[Start of Attachment]

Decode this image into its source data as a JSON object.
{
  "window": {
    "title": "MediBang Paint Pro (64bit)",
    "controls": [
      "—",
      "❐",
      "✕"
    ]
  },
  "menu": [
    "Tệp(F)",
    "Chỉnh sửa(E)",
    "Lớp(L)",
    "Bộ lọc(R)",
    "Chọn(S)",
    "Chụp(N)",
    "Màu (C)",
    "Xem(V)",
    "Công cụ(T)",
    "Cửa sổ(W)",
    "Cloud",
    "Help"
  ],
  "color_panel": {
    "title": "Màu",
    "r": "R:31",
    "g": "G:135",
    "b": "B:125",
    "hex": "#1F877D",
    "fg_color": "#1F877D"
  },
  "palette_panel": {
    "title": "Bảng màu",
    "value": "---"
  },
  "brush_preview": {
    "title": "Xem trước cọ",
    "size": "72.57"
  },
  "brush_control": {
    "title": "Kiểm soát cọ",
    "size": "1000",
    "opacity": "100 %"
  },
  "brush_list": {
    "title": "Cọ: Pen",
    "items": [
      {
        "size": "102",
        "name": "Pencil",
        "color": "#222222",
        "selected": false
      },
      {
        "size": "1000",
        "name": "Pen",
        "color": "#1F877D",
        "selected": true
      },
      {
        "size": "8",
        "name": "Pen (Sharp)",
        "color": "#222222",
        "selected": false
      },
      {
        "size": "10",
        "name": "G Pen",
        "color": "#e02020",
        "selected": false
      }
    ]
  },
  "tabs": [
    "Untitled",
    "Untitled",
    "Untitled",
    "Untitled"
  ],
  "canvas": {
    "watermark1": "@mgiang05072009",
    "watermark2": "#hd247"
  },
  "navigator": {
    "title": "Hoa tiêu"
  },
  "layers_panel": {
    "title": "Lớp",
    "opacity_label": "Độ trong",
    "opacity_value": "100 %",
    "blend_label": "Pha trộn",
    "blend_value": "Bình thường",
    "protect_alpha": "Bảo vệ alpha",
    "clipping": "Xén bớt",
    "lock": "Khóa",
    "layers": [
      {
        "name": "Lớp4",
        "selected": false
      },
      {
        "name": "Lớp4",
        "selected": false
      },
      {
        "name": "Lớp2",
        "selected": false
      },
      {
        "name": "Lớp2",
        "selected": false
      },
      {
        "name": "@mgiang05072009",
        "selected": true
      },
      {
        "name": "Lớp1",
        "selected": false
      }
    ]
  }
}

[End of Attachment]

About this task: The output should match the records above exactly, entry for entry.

Exercise output:
Decode this image into its source data as a JSON object.
{
  "window": {
    "title": "MediBang Paint Pro (64bit)",
    "controls": [
      "—",
      "❐",
      "✕"
    ]
  },
  "menu": [
    "Tệp(F)",
    "Chỉnh sửa(E)",
    "Lớp(L)",
    "Bộ lọc(R)",
    "Chọn(S)",
    "Chụp(N)",
    "Màu (C)",
    "Xem(V)",
    "Công cụ(T)",
    "Cửa sổ(W)",
    "Cloud",
    "Help"
  ],
  "color_panel": {
    "title": "Màu",
    "r": "R:31",
    "g": "G:135",
    "b": "B:125",
    "hex": "#1F877D",
    "fg_color": "#1F877D"
  },
  "palette_panel": {
    "title": "Bảng màu",
    "value": "---"
  },
  "brush_preview": {
    "title": "Xem trước cọ",
    "size": "72.57"
  },
  "brush_control": {
    "title": "Kiểm soát cọ",
    "size": "1000",
    "opacity": "100 %"
  },
  "brush_list": {
    "title": "Cọ: Pen",
    "items": [
      {
        "size": "102",
        "name": "Pencil",
        "color": "#222222",
        "selected": false
      },
      {
        "size": "1000",
        "name": "Pen",
        "color": "#1F877D",
        "selected": true
      },
      {
        "size": "8",
        "name": "Pen (Sharp)",
        "color": "#222222",
        "selected": false
      },
      {
        "size": "10",
        "name": "G Pen",
        "color": "#e02020",
        "selected": false
      }
    ]
  },
  "tabs": [
    "Untitled",
    "Untitled",
    "Untitled",
    "Untitled"
  ],
  "canvas": {
    "watermark1": "@mgiang05072009",
    "watermark2": "#hd247"
  },
  "navigator": {
    "title": "Hoa tiêu"
  },
  "layers_panel": {
    "title": "Lớp",
    "opacity_label": "Độ trong",
    "opacity_value": "100 %",
    "blend_label": "Pha trộn",
    "blend_value": "Bình thường",
    "protect_alpha": "Bảo vệ alpha",
    "clipping": "Xén bớt",
    "lock": "Khóa",
    "layers": [
      {
        "name": "Lớp4",
        "selected": false
      },
      {
        "name": "Lớp4",
        "selected": false
      },
      {
        "name": "Lớp2",
        "selected": false
      },
      {
        "name": "Lớp2",
        "selected": false
      },
      {
        "name": "@mgiang05072009",
        "selected": true
      },
      {
        "name": "Lớp1",
        "selected": false
      }
    ]
  }
}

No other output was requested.